§ Work required: Filter the entries below, keeping only lines with "label".

◆ ◆ ◆

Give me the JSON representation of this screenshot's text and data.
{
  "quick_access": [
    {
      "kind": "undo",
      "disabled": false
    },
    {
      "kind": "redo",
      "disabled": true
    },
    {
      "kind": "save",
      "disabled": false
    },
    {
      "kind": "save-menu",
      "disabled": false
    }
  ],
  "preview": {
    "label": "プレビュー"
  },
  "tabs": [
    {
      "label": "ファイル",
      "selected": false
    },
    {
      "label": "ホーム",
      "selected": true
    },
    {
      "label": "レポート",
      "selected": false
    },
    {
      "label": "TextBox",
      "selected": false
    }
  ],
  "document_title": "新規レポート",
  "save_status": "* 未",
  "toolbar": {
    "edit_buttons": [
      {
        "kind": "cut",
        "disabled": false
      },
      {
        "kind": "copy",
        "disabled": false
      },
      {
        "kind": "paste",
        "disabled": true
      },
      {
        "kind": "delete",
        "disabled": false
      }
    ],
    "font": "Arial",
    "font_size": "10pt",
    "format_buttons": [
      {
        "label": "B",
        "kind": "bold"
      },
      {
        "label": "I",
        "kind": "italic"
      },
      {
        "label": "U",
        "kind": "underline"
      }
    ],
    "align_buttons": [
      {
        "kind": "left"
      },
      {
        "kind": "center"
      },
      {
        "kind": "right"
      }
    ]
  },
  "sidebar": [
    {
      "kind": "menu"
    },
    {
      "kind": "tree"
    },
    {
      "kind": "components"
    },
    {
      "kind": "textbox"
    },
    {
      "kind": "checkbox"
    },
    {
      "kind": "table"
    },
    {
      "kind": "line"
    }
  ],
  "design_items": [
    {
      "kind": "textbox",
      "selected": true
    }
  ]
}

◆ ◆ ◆

§ Written answer:
    "label": "プレビュー"
      "label": "ファイル",
      "label": "ホーム",
      "label": "レポート",
      "label": "TextBox",
        "label": "B",
        "label": "I",
        "label": "U",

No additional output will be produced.